> Source data:

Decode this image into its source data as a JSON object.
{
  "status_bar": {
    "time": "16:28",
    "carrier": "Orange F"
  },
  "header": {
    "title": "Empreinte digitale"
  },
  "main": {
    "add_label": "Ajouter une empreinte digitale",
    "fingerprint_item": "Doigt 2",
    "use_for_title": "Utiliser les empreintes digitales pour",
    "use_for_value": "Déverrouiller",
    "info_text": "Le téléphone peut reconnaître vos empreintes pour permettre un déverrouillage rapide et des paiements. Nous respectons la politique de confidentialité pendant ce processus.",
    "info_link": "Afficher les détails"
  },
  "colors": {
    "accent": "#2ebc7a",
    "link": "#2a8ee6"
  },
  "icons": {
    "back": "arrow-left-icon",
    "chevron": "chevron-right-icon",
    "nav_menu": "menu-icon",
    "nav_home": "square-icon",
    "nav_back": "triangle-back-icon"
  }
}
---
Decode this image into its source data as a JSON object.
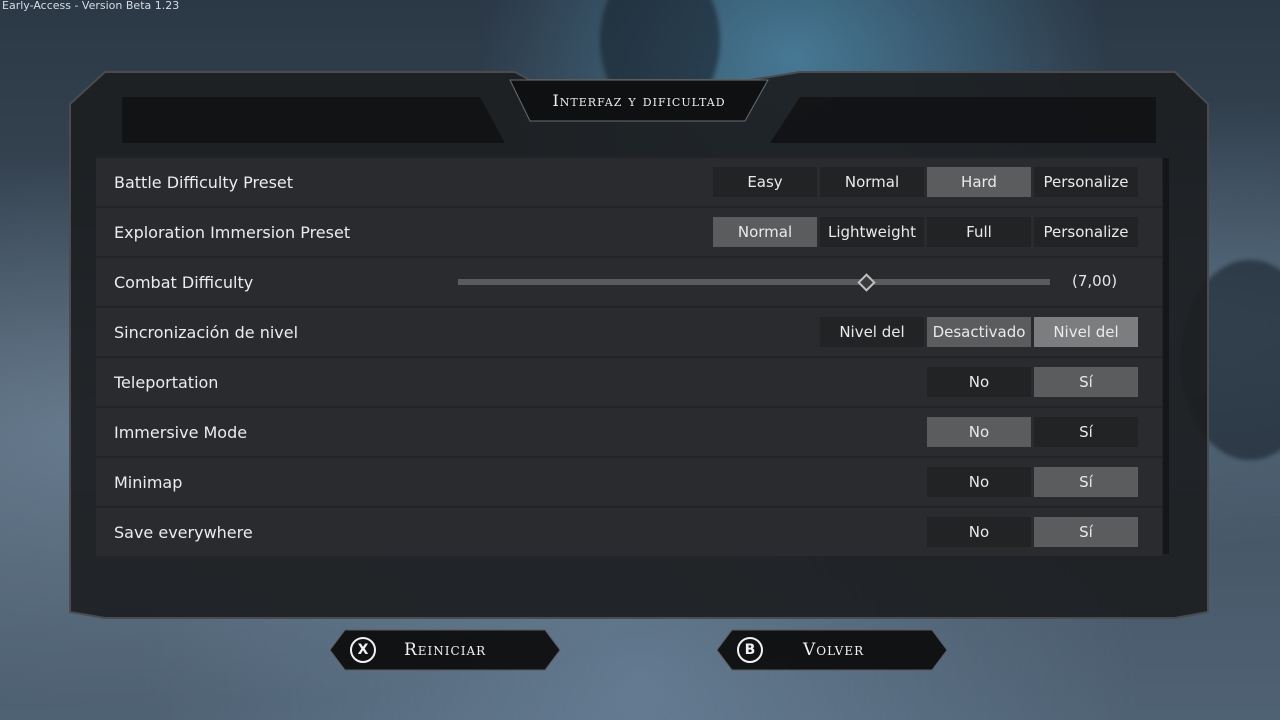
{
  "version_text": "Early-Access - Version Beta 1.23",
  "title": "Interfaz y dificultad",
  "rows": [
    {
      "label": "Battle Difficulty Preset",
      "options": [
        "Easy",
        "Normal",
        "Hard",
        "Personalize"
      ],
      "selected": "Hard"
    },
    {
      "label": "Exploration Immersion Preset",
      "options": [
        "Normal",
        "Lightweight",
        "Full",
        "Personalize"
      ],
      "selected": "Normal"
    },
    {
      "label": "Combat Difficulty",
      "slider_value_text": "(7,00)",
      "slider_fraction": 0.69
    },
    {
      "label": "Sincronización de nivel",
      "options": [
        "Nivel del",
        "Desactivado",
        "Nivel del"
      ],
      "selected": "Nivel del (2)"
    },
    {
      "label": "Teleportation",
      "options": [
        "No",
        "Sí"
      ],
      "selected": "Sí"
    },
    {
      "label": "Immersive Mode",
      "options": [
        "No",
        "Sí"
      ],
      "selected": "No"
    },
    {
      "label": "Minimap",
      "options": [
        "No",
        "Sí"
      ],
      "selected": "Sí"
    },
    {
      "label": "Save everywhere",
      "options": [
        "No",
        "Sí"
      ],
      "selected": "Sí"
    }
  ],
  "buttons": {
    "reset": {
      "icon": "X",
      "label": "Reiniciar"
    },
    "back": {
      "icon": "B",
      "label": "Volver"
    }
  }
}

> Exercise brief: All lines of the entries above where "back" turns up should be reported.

> Task answer:
    "back": "arrow-left-icon",
    "nav_back": "triangle-back-icon"
    "back": {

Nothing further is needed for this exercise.